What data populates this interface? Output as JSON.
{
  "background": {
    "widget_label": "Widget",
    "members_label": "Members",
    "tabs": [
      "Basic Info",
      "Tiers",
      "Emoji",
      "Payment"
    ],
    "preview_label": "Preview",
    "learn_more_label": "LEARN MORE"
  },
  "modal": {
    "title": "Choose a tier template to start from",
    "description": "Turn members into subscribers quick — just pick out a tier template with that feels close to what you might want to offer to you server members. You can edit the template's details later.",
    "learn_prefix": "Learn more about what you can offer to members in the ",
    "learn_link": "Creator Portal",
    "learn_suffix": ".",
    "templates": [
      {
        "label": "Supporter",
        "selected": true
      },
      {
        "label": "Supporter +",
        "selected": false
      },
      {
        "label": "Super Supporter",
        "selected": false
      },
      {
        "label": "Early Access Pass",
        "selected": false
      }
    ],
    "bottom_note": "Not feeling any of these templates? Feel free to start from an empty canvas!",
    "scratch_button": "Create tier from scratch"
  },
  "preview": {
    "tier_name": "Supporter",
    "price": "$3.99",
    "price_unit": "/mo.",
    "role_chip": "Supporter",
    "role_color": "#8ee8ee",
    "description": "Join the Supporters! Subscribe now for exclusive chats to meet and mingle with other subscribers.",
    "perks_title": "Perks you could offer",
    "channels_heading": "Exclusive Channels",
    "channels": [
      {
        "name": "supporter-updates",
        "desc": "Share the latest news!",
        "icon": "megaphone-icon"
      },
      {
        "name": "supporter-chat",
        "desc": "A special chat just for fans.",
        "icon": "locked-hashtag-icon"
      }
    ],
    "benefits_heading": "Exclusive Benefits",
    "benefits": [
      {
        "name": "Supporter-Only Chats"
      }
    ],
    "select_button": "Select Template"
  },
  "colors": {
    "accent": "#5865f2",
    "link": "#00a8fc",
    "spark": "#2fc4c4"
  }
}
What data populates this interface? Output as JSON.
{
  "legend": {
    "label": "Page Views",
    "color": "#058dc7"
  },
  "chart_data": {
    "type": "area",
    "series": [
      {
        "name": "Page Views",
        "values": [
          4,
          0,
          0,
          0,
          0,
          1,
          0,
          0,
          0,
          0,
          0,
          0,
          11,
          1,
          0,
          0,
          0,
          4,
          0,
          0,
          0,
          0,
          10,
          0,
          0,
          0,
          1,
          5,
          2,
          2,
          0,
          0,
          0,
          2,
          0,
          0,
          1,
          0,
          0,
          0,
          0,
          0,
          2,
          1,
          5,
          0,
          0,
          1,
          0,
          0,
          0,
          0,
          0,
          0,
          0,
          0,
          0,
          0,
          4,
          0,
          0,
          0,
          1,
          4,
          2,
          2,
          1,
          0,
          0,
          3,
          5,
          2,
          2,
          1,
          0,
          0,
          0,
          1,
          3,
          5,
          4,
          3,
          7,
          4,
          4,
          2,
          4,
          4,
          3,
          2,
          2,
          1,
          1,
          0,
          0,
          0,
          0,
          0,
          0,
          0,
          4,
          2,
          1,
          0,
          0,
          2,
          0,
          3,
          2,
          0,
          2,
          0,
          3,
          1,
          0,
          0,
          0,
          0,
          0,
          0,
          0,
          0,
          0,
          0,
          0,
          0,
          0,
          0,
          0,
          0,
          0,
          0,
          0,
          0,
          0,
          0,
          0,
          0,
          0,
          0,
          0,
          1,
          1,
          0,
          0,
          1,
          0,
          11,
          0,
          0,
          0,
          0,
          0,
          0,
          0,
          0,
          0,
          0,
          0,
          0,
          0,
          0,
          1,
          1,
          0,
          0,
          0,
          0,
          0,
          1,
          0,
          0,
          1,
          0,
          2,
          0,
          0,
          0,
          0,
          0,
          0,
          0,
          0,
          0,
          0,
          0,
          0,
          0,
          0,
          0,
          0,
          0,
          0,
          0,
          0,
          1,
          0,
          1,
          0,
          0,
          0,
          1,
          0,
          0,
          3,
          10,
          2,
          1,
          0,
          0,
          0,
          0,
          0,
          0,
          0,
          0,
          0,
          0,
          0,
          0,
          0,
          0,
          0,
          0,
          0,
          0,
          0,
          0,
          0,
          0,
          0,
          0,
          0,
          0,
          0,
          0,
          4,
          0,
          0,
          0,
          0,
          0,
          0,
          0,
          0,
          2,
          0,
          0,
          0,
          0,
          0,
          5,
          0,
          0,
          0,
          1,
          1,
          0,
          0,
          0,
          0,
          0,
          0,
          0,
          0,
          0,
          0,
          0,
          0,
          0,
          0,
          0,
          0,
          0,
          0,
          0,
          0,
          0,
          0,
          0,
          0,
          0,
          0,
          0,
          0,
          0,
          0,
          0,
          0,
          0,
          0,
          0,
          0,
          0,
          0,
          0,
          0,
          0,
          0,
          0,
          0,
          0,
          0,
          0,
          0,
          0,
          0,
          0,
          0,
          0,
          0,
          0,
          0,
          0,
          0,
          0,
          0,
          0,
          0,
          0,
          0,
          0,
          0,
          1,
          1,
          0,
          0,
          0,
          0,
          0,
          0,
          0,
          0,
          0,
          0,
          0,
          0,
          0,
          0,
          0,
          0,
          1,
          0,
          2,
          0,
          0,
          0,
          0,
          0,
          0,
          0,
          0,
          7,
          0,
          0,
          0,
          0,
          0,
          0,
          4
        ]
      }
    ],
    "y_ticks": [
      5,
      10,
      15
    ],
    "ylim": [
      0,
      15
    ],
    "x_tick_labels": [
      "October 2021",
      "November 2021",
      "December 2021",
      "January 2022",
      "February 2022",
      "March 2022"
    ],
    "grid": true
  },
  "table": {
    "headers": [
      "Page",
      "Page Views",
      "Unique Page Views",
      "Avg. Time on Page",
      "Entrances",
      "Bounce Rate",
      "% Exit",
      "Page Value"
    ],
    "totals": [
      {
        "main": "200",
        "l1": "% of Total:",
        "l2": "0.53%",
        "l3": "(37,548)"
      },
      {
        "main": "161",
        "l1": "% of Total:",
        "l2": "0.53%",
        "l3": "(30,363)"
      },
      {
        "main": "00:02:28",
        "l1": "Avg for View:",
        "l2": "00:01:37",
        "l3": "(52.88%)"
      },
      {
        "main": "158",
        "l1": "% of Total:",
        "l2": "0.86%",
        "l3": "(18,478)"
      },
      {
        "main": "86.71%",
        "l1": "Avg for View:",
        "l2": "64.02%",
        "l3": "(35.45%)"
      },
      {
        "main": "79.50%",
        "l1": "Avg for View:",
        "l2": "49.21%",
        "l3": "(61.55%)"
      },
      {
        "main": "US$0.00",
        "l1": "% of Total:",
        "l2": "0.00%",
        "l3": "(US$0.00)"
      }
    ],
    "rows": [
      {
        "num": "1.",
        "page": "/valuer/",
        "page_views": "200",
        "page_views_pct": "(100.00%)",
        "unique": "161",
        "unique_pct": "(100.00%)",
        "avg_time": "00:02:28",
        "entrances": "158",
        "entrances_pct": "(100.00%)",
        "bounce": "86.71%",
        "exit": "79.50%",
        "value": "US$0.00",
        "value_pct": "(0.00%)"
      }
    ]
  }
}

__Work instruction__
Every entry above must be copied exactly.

__Result of the task__
What data populates this interface? Output as JSON.
{
  "background": {
    "widget_label": "Widget",
    "members_label": "Members",
    "tabs": [
      "Basic Info",
      "Tiers",
      "Emoji",
      "Payment"
    ],
    "preview_label": "Preview",
    "learn_more_label": "LEARN MORE"
  },
  "modal": {
    "title": "Choose a tier template to start from",
    "description": "Turn members into subscribers quick — just pick out a tier template with that feels close to what you might want to offer to you server members. You can edit the template's details later.",
    "learn_prefix": "Learn more about what you can offer to members in the ",
    "learn_link": "Creator Portal",
    "learn_suffix": ".",
    "templates": [
      {
        "label": "Supporter",
        "selected": true
      },
      {
        "label": "Supporter +",
        "selected": false
      },
      {
        "label": "Super Supporter",
        "selected": false
      },
      {
        "label": "Early Access Pass",
        "selected": false
      }
    ],
    "bottom_note": "Not feeling any of these templates? Feel free to start from an empty canvas!",
    "scratch_button": "Create tier from scratch"
  },
  "preview": {
    "tier_name": "Supporter",
    "price": "$3.99",
    "price_unit": "/mo.",
    "role_chip": "Supporter",
    "role_color": "#8ee8ee",
    "description": "Join the Supporters! Subscribe now for exclusive chats to meet and mingle with other subscribers.",
    "perks_title": "Perks you could offer",
    "channels_heading": "Exclusive Channels",
    "channels": [
      {
        "name": "supporter-updates",
        "desc": "Share the latest news!",
        "icon": "megaphone-icon"
      },
      {
        "name": "supporter-chat",
        "desc": "A special chat just for fans.",
        "icon": "locked-hashtag-icon"
      }
    ],
    "benefits_heading": "Exclusive Benefits",
    "benefits": [
      {
        "name": "Supporter-Only Chats"
      }
    ],
    "select_button": "Select Template"
  },
  "colors": {
    "accent": "#5865f2",
    "link": "#00a8fc",
    "spark": "#2fc4c4"
  }
}
What data populates this interface? Output as JSON.
{
  "legend": {
    "label": "Page Views",
    "color": "#058dc7"
  },
  "chart_data": {
    "type": "area",
    "series": [
      {
        "name": "Page Views",
        "values": [
          4,
          0,
          0,
          0,
          0,
          1,
          0,
          0,
          0,
          0,
          0,
          0,
          11,
          1,
          0,
          0,
          0,
          4,
          0,
          0,
          0,
          0,
          10,
          0,
          0,
          0,
          1,
          5,
          2,
          2,
          0,
          0,
          0,
          2,
          0,
          0,
          1,
          0,
          0,
          0,
          0,
          0,
          2,
          1,
          5,
          0,
          0,
          1,
          0,
          0,
          0,
          0,
          0,
          0,
          0,
          0,
          0,
          0,
          4,
          0,
          0,
          0,
          1,
          4,
          2,
          2,
          1,
          0,
          0,
          3,
          5,
          2,
          2,
          1,
          0,
          0,
          0,
          1,
          3,
          5,
          4,
          3,
          7,
          4,
          4,
          2,
          4,
          4,
          3,
          2,
          2,
          1,
          1,
          0,
          0,
          0,
          0,
          0,
          0,
          0,
          4,
          2,
          1,
          0,
          0,
          2,
          0,
          3,
          2,
          0,
          2,
          0,
          3,
          1,
          0,
          0,
          0,
          0,
          0,
          0,
          0,
          0,
          0,
          0,
          0,
          0,
          0,
          0,
          0,
          0,
          0,
          0,
          0,
          0,
          0,
          0,
          0,
          0,
          0,
          0,
          0,
          1,
          1,
          0,
          0,
          1,
          0,
          11,
          0,
          0,
          0,
          0,
          0,
          0,
          0,
          0,
          0,
          0,
          0,
          0,
          0,
          0,
          1,
          1,
          0,
          0,
          0,
          0,
          0,
          1,
          0,
          0,
          1,
          0,
          2,
          0,
          0,
          0,
          0,
          0,
          0,
          0,
          0,
          0,
          0,
          0,
          0,
          0,
          0,
          0,
          0,
          0,
          0,
          0,
          0,
          1,
          0,
          1,
          0,
          0,
          0,
          1,
          0,
          0,
          3,
          10,
          2,
          1,
          0,
          0,
          0,
          0,
          0,
          0,
          0,
          0,
          0,
          0,
          0,
          0,
          0,
          0,
          0,
          0,
          0,
          0,
          0,
          0,
          0,
          0,
          0,
          0,
          0,
          0,
          0,
          0,
          4,
          0,
          0,
          0,
          0,
          0,
          0,
          0,
          0,
          2,
          0,
          0,
          0,
          0,
          0,
          5,
          0,
          0,
          0,
          1,
          1,
          0,
          0,
          0,
          0,
          0,
          0,
          0,
          0,
          0,
          0,
          0,
          0,
          0,
          0,
          0,
          0,
          0,
          0,
          0,
          0,
          0,
          0,
          0,
          0,
          0,
          0,
          0,
          0,
          0,
          0,
          0,
          0,
          0,
          0,
          0,
          0,
          0,
          0,
          0,
          0,
          0,
          0,
          0,
          0,
          0,
          0,
          0,
          0,
          0,
          0,
          0,
          0,
          0,
          0,
          0,
          0,
          0,
          0,
          0,
          0,
          0,
          0,
          0,
          0,
          0,
          0,
          1,
          1,
          0,
          0,
          0,
          0,
          0,
          0,
          0,
          0,
          0,
          0,
          0,
          0,
          0,
          0,
          0,
          0,
          1,
          0,
          2,
          0,
          0,
          0,
          0,
          0,
          0,
          0,
          0,
          7,
          0,
          0,
          0,
          0,
          0,
          0,
          4
        ]
      }
    ],
    "y_ticks": [
      5,
      10,
      15
    ],
    "ylim": [
      0,
      15
    ],
    "x_tick_labels": [
      "October 2021",
      "November 2021",
      "December 2021",
      "January 2022",
      "February 2022",
      "March 2022"
    ],
    "grid": true
  },
  "table": {
    "headers": [
      "Page",
      "Page Views",
      "Unique Page Views",
      "Avg. Time on Page",
      "Entrances",
      "Bounce Rate",
      "% Exit",
      "Page Value"
    ],
    "totals": [
      {
        "main": "200",
        "l1": "% of Total:",
        "l2": "0.53%",
        "l3": "(37,548)"
      },
      {
        "main": "161",
        "l1": "% of Total:",
        "l2": "0.53%",
        "l3": "(30,363)"
      },
      {
        "main": "00:02:28",
        "l1": "Avg for View:",
        "l2": "00:01:37",
        "l3": "(52.88%)"
      },
      {
        "main": "158",
        "l1": "% of Total:",
        "l2": "0.86%",
        "l3": "(18,478)"
      },
      {
        "main": "86.71%",
        "l1": "Avg for View:",
        "l2": "64.02%",
        "l3": "(35.45%)"
      },
      {
        "main": "79.50%",
        "l1": "Avg for View:",
        "l2": "49.21%",
        "l3": "(61.55%)"
      },
      {
        "main": "US$0.00",
        "l1": "% of Total:",
        "l2": "0.00%",
        "l3": "(US$0.00)"
      }
    ],
    "rows": [
      {
        "num": "1.",
        "page": "/valuer/",
        "page_views": "200",
        "page_views_pct": "(100.00%)",
        "unique": "161",
        "unique_pct": "(100.00%)",
        "avg_time": "00:02:28",
        "entrances": "158",
        "entrances_pct": "(100.00%)",
        "bounce": "86.71%",
        "exit": "79.50%",
        "value": "US$0.00",
        "value_pct": "(0.00%)"
      }
    ]
  }
}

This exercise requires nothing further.